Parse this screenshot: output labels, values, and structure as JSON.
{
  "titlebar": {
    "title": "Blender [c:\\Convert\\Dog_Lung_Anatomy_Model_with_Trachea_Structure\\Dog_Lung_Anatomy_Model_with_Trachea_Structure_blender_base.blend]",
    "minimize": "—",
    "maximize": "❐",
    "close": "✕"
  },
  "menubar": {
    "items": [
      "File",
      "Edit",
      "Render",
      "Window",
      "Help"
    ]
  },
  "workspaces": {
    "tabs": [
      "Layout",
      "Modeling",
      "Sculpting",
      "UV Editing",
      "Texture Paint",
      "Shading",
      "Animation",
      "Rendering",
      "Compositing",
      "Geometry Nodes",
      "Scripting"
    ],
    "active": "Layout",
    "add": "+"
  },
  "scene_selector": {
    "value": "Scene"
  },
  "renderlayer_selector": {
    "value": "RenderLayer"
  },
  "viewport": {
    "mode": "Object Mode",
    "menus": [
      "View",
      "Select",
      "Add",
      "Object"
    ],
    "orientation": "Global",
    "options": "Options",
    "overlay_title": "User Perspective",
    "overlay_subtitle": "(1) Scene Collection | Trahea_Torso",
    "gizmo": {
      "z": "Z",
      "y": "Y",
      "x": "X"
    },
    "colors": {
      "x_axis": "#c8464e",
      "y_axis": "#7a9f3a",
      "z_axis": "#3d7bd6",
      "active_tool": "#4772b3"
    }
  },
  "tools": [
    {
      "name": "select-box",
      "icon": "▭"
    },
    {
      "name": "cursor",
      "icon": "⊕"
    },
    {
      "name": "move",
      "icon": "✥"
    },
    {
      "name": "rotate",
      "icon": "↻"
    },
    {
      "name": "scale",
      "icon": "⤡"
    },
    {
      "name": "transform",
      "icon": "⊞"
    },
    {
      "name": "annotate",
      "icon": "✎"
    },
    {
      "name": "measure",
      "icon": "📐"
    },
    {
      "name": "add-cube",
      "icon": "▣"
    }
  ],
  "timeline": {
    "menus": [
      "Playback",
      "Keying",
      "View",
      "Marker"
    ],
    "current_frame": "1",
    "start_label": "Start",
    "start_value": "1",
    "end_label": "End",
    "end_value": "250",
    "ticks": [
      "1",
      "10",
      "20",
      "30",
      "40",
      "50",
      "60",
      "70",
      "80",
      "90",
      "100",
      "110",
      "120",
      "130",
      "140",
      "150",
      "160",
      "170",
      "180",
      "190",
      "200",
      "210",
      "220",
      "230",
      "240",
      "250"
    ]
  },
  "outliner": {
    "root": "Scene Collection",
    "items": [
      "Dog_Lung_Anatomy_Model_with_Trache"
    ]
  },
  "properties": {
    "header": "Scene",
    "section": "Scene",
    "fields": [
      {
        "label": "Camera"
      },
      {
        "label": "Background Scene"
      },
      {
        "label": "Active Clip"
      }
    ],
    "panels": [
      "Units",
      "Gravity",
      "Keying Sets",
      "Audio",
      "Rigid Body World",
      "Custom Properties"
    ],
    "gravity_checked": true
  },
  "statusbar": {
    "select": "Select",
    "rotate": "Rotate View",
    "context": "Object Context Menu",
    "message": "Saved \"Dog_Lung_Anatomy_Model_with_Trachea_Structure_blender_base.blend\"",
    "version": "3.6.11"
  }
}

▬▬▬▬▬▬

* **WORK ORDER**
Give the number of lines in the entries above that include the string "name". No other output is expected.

* **FINISHED EXERCISE**
9